_What you have to do_:
Your job is to return each record exactly, minus any pictures.
___ Record excerpts ___
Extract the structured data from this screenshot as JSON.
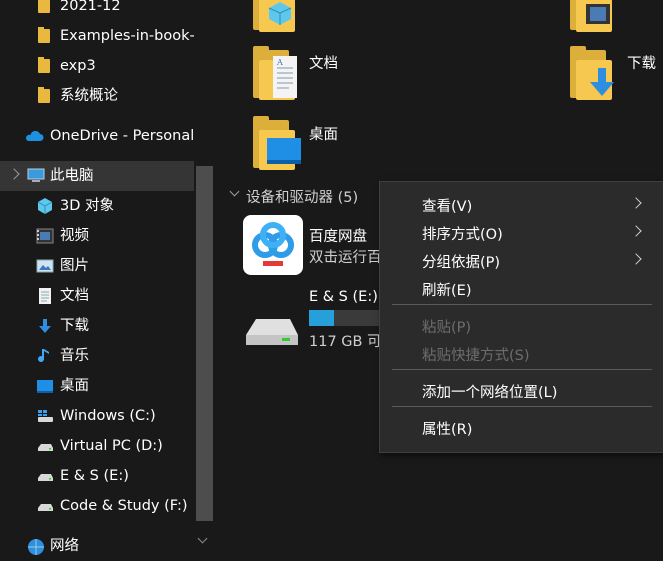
{
  "nav": {
    "items": [
      {
        "label": "2021-12",
        "icon": "folder-icon"
      },
      {
        "label": "Examples-in-book-",
        "icon": "folder-icon"
      },
      {
        "label": "exp3",
        "icon": "folder-icon"
      },
      {
        "label": "系统概论",
        "icon": "folder-icon"
      },
      {
        "label": "OneDrive - Personal",
        "icon": "onedrive-icon"
      },
      {
        "label": "此电脑",
        "icon": "this-pc-icon"
      },
      {
        "label": "3D 对象",
        "icon": "3d-objects-icon"
      },
      {
        "label": "视频",
        "icon": "videos-icon"
      },
      {
        "label": "图片",
        "icon": "pictures-icon"
      },
      {
        "label": "文档",
        "icon": "documents-icon"
      },
      {
        "label": "下载",
        "icon": "downloads-icon"
      },
      {
        "label": "音乐",
        "icon": "music-icon"
      },
      {
        "label": "桌面",
        "icon": "desktop-icon"
      },
      {
        "label": "Windows (C:)",
        "icon": "windows-drive-icon"
      },
      {
        "label": "Virtual PC (D:)",
        "icon": "drive-icon"
      },
      {
        "label": "E & S (E:)",
        "icon": "drive-icon"
      },
      {
        "label": "Code & Study (F:)",
        "icon": "drive-icon"
      },
      {
        "label": "网络",
        "icon": "network-icon"
      }
    ]
  },
  "content": {
    "folders": [
      {
        "label": "文档"
      },
      {
        "label": "下载"
      },
      {
        "label": "桌面"
      }
    ],
    "section_header": "设备和驱动器 (5)",
    "baidu": {
      "name": "百度网盘",
      "subtitle": "双击运行百"
    },
    "drive_e": {
      "name": "E & S (E:)",
      "free": "117 GB 可",
      "usage_fraction": 0.35
    },
    "colors": {
      "usage_bar": "#26a0da",
      "folder": "#f6c84f"
    }
  },
  "context_menu": {
    "items": [
      {
        "label": "查看(V)",
        "submenu": true,
        "enabled": true
      },
      {
        "label": "排序方式(O)",
        "submenu": true,
        "enabled": true
      },
      {
        "label": "分组依据(P)",
        "submenu": true,
        "enabled": true
      },
      {
        "label": "刷新(E)",
        "submenu": false,
        "enabled": true
      },
      {
        "label": "粘贴(P)",
        "submenu": false,
        "enabled": false
      },
      {
        "label": "粘贴快捷方式(S)",
        "submenu": false,
        "enabled": false
      },
      {
        "label": "添加一个网络位置(L)",
        "submenu": false,
        "enabled": true
      },
      {
        "label": "属性(R)",
        "submenu": false,
        "enabled": true
      }
    ]
  }
}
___
_Exercise answer_:
Extract the structured data from this screenshot as JSON.
{
  "nav": {
    "items": [
      {
        "label": "2021-12",
        "icon": "folder-icon"
      },
      {
        "label": "Examples-in-book-",
        "icon": "folder-icon"
      },
      {
        "label": "exp3",
        "icon": "folder-icon"
      },
      {
        "label": "系统概论",
        "icon": "folder-icon"
      },
      {
        "label": "OneDrive - Personal",
        "icon": "onedrive-icon"
      },
      {
        "label": "此电脑",
        "icon": "this-pc-icon"
      },
      {
        "label": "3D 对象",
        "icon": "3d-objects-icon"
      },
      {
        "label": "视频",
        "icon": "videos-icon"
      },
      {
        "label": "图片",
        "icon": "pictures-icon"
      },
      {
        "label": "文档",
        "icon": "documents-icon"
      },
      {
        "label": "下载",
        "icon": "downloads-icon"
      },
      {
        "label": "音乐",
        "icon": "music-icon"
      },
      {
        "label": "桌面",
        "icon": "desktop-icon"
      },
      {
        "label": "Windows (C:)",
        "icon": "windows-drive-icon"
      },
      {
        "label": "Virtual PC (D:)",
        "icon": "drive-icon"
      },
      {
        "label": "E & S (E:)",
        "icon": "drive-icon"
      },
      {
        "label": "Code & Study (F:)",
        "icon": "drive-icon"
      },
      {
        "label": "网络",
        "icon": "network-icon"
      }
    ]
  },
  "content": {
    "folders": [
      {
        "label": "文档"
      },
      {
        "label": "下载"
      },
      {
        "label": "桌面"
      }
    ],
    "section_header": "设备和驱动器 (5)",
    "baidu": {
      "name": "百度网盘",
      "subtitle": "双击运行百"
    },
    "drive_e": {
      "name": "E & S (E:)",
      "free": "117 GB 可",
      "usage_fraction": 0.35
    },
    "colors": {
      "usage_bar": "#26a0da",
      "folder": "#f6c84f"
    }
  },
  "context_menu": {
    "items": [
      {
        "label": "查看(V)",
        "submenu": true,
        "enabled": true
      },
      {
        "label": "排序方式(O)",
        "submenu": true,
        "enabled": true
      },
      {
        "label": "分组依据(P)",
        "submenu": true,
        "enabled": true
      },
      {
        "label": "刷新(E)",
        "submenu": false,
        "enabled": true
      },
      {
        "label": "粘贴(P)",
        "submenu": false,
        "enabled": false
      },
      {
        "label": "粘贴快捷方式(S)",
        "submenu": false,
        "enabled": false
      },
      {
        "label": "添加一个网络位置(L)",
        "submenu": false,
        "enabled": true
      },
      {
        "label": "属性(R)",
        "submenu": false,
        "enabled": true
      }
    ]
  }
}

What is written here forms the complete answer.